Exercise: Could you please write out the data shown below, exactly and in full?

Exercise material:
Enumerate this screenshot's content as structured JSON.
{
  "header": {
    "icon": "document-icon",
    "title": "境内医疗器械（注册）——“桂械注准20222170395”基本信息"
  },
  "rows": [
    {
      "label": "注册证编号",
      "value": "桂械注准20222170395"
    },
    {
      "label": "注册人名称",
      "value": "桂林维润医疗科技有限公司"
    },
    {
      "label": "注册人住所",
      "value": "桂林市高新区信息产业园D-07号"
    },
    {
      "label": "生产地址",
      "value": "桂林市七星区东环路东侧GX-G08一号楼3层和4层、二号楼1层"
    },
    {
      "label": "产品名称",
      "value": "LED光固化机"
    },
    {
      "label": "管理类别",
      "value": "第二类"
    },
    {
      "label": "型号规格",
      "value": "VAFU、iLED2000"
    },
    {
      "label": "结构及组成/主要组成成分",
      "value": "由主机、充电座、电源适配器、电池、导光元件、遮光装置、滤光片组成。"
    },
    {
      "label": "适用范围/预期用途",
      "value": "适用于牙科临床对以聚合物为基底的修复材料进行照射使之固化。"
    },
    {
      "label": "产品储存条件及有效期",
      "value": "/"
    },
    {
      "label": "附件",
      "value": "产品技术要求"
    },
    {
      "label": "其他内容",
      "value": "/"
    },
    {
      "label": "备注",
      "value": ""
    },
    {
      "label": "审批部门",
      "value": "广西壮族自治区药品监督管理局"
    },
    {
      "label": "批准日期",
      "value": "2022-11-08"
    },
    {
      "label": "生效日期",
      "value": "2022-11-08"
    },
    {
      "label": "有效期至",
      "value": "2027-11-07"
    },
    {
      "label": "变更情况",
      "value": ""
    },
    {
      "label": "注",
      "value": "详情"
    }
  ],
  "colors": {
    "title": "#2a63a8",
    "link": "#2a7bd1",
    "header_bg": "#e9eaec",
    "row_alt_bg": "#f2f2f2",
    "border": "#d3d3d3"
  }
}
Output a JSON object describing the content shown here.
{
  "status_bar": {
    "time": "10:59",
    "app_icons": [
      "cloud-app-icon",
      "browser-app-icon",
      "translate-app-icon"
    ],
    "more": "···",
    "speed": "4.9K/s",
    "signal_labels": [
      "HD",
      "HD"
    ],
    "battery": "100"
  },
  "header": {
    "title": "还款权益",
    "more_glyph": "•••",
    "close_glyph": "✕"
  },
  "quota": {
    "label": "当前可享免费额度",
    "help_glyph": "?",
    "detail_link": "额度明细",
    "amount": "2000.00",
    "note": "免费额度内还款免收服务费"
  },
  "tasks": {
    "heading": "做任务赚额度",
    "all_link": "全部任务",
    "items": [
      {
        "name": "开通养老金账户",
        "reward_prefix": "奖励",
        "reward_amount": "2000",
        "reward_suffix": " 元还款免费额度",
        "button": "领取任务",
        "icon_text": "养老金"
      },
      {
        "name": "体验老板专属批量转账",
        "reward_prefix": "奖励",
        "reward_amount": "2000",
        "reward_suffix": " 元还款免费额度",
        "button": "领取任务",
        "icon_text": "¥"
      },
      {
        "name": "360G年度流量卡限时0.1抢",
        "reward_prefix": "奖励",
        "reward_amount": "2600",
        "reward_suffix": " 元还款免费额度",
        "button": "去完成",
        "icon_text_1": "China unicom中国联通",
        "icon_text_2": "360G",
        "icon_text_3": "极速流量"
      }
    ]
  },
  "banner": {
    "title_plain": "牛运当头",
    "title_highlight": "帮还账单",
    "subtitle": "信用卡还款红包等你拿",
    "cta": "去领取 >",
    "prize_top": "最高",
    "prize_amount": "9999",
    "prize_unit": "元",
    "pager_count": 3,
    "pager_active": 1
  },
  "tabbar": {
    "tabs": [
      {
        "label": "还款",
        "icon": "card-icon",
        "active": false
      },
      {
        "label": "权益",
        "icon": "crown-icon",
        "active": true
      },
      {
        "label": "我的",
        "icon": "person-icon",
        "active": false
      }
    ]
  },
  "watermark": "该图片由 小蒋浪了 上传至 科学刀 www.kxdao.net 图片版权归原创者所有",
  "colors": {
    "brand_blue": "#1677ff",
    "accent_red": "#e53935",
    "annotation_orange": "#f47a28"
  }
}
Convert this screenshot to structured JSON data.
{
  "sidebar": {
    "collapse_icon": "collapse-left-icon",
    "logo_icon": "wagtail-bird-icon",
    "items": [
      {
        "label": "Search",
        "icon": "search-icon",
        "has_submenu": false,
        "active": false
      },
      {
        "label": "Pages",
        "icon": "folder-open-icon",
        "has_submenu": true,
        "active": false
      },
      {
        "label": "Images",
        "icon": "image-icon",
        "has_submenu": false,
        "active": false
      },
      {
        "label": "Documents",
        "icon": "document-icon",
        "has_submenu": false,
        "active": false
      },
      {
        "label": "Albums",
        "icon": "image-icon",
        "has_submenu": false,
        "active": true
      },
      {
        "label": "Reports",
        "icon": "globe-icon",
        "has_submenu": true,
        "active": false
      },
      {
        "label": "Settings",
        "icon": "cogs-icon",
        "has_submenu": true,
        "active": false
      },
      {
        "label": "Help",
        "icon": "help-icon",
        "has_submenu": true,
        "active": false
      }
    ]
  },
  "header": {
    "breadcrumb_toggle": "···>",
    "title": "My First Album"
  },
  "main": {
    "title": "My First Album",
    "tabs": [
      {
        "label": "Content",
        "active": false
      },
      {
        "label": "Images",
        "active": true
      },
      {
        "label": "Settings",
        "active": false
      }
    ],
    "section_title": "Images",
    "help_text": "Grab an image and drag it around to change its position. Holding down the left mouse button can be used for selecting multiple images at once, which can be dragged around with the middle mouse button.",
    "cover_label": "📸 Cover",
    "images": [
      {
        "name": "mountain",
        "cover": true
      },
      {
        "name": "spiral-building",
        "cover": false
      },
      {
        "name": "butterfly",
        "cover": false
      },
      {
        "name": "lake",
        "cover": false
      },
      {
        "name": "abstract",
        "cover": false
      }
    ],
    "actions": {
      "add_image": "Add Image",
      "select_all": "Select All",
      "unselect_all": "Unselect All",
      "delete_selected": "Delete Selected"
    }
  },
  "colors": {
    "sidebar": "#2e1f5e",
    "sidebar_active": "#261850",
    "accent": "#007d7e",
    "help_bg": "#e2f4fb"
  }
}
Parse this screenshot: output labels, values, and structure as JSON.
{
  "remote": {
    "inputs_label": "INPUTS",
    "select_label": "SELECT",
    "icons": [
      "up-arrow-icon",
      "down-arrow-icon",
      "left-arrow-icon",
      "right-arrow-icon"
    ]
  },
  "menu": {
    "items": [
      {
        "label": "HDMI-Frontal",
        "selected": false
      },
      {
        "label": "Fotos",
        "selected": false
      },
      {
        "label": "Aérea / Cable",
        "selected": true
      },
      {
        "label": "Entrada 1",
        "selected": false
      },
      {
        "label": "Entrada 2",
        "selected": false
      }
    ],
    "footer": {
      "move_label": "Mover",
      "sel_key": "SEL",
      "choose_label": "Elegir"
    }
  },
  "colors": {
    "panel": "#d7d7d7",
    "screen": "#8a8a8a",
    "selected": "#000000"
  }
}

Completed task:
Enumerate this screenshot's content as structured JSON.
{
  "header": {
    "icon": "document-icon",
    "title": "境内医疗器械（注册）——“桂械注准20222170395”基本信息"
  },
  "rows": [
    {
      "label": "注册证编号",
      "value": "桂械注准20222170395"
    },
    {
      "label": "注册人名称",
      "value": "桂林维润医疗科技有限公司"
    },
    {
      "label": "注册人住所",
      "value": "桂林市高新区信息产业园D-07号"
    },
    {
      "label": "生产地址",
      "value": "桂林市七星区东环路东侧GX-G08一号楼3层和4层、二号楼1层"
    },
    {
      "label": "产品名称",
      "value": "LED光固化机"
    },
    {
      "label": "管理类别",
      "value": "第二类"
    },
    {
      "label": "型号规格",
      "value": "VAFU、iLED2000"
    },
    {
      "label": "结构及组成/主要组成成分",
      "value": "由主机、充电座、电源适配器、电池、导光元件、遮光装置、滤光片组成。"
    },
    {
      "label": "适用范围/预期用途",
      "value": "适用于牙科临床对以聚合物为基底的修复材料进行照射使之固化。"
    },
    {
      "label": "产品储存条件及有效期",
      "value": "/"
    },
    {
      "label": "附件",
      "value": "产品技术要求"
    },
    {
      "label": "其他内容",
      "value": "/"
    },
    {
      "label": "备注",
      "value": ""
    },
    {
      "label": "审批部门",
      "value": "广西壮族自治区药品监督管理局"
    },
    {
      "label": "批准日期",
      "value": "2022-11-08"
    },
    {
      "label": "生效日期",
      "value": "2022-11-08"
    },
    {
      "label": "有效期至",
      "value": "2027-11-07"
    },
    {
      "label": "变更情况",
      "value": ""
    },
    {
      "label": "注",
      "value": "详情"
    }
  ],
  "colors": {
    "title": "#2a63a8",
    "link": "#2a7bd1",
    "header_bg": "#e9eaec",
    "row_alt_bg": "#f2f2f2",
    "border": "#d3d3d3"
  }
}
Output a JSON object describing the content shown here.
{
  "status_bar": {
    "time": "10:59",
    "app_icons": [
      "cloud-app-icon",
      "browser-app-icon",
      "translate-app-icon"
    ],
    "more": "···",
    "speed": "4.9K/s",
    "signal_labels": [
      "HD",
      "HD"
    ],
    "battery": "100"
  },
  "header": {
    "title": "还款权益",
    "more_glyph": "•••",
    "close_glyph": "✕"
  },
  "quota": {
    "label": "当前可享免费额度",
    "help_glyph": "?",
    "detail_link": "额度明细",
    "amount": "2000.00",
    "note": "免费额度内还款免收服务费"
  },
  "tasks": {
    "heading": "做任务赚额度",
    "all_link": "全部任务",
    "items": [
      {
        "name": "开通养老金账户",
        "reward_prefix": "奖励",
        "reward_amount": "2000",
        "reward_suffix": " 元还款免费额度",
        "button": "领取任务",
        "icon_text": "养老金"
      },
      {
        "name": "体验老板专属批量转账",
        "reward_prefix": "奖励",
        "reward_amount": "2000",
        "reward_suffix": " 元还款免费额度",
        "button": "领取任务",
        "icon_text": "¥"
      },
      {
        "name": "360G年度流量卡限时0.1抢",
        "reward_prefix": "奖励",
        "reward_amount": "2600",
        "reward_suffix": " 元还款免费额度",
        "button": "去完成",
        "icon_text_1": "China unicom中国联通",
        "icon_text_2": "360G",
        "icon_text_3": "极速流量"
      }
    ]
  },
  "banner": {
    "title_plain": "牛运当头",
    "title_highlight": "帮还账单",
    "subtitle": "信用卡还款红包等你拿",
    "cta": "去领取 >",
    "prize_top": "最高",
    "prize_amount": "9999",
    "prize_unit": "元",
    "pager_count": 3,
    "pager_active": 1
  },
  "tabbar": {
    "tabs": [
      {
        "label": "还款",
        "icon": "card-icon",
        "active": false
      },
      {
        "label": "权益",
        "icon": "crown-icon",
        "active": true
      },
      {
        "label": "我的",
        "icon": "person-icon",
        "active": false
      }
    ]
  },
  "watermark": "该图片由 小蒋浪了 上传至 科学刀 www.kxdao.net 图片版权归原创者所有",
  "colors": {
    "brand_blue": "#1677ff",
    "accent_red": "#e53935",
    "annotation_orange": "#f47a28"
  }
}
Convert this screenshot to structured JSON data.
{
  "sidebar": {
    "collapse_icon": "collapse-left-icon",
    "logo_icon": "wagtail-bird-icon",
    "items": [
      {
        "label": "Search",
        "icon": "search-icon",
        "has_submenu": false,
        "active": false
      },
      {
        "label": "Pages",
        "icon": "folder-open-icon",
        "has_submenu": true,
        "active": false
      },
      {
        "label": "Images",
        "icon": "image-icon",
        "has_submenu": false,
        "active": false
      },
      {
        "label": "Documents",
        "icon": "document-icon",
        "has_submenu": false,
        "active": false
      },
      {
        "label": "Albums",
        "icon": "image-icon",
        "has_submenu": false,
        "active": true
      },
      {
        "label": "Reports",
        "icon": "globe-icon",
        "has_submenu": true,
        "active": false
      },
      {
        "label": "Settings",
        "icon": "cogs-icon",
        "has_submenu": true,
        "active": false
      },
      {
        "label": "Help",
        "icon": "help-icon",
        "has_submenu": true,
        "active": false
      }
    ]
  },
  "header": {
    "breadcrumb_toggle": "···>",
    "title": "My First Album"
  },
  "main": {
    "title": "My First Album",
    "tabs": [
      {
        "label": "Content",
        "active": false
      },
      {
        "label": "Images",
        "active": true
      },
      {
        "label": "Settings",
        "active": false
      }
    ],
    "section_title": "Images",
    "help_text": "Grab an image and drag it around to change its position. Holding down the left mouse button can be used for selecting multiple images at once, which can be dragged around with the middle mouse button.",
    "cover_label": "📸 Cover",
    "images": [
      {
        "name": "mountain",
        "cover": true
      },
      {
        "name": "spiral-building",
        "cover": false
      },
      {
        "name": "butterfly",
        "cover": false
      },
      {
        "name": "lake",
        "cover": false
      },
      {
        "name": "abstract",
        "cover": false
      }
    ],
    "actions": {
      "add_image": "Add Image",
      "select_all": "Select All",
      "unselect_all": "Unselect All",
      "delete_selected": "Delete Selected"
    }
  },
  "colors": {
    "sidebar": "#2e1f5e",
    "sidebar_active": "#261850",
    "accent": "#007d7e",
    "help_bg": "#e2f4fb"
  }
}
Parse this screenshot: output labels, values, and structure as JSON.
{
  "remote": {
    "inputs_label": "INPUTS",
    "select_label": "SELECT",
    "icons": [
      "up-arrow-icon",
      "down-arrow-icon",
      "left-arrow-icon",
      "right-arrow-icon"
    ]
  },
  "menu": {
    "items": [
      {
        "label": "HDMI-Frontal",
        "selected": false
      },
      {
        "label": "Fotos",
        "selected": false
      },
      {
        "label": "Aérea / Cable",
        "selected": true
      },
      {
        "label": "Entrada 1",
        "selected": false
      },
      {
        "label": "Entrada 2",
        "selected": false
      }
    ],
    "footer": {
      "move_label": "Mover",
      "sel_key": "SEL",
      "choose_label": "Elegir"
    }
  },
  "colors": {
    "panel": "#d7d7d7",
    "screen": "#8a8a8a",
    "selected": "#000000"
  }
}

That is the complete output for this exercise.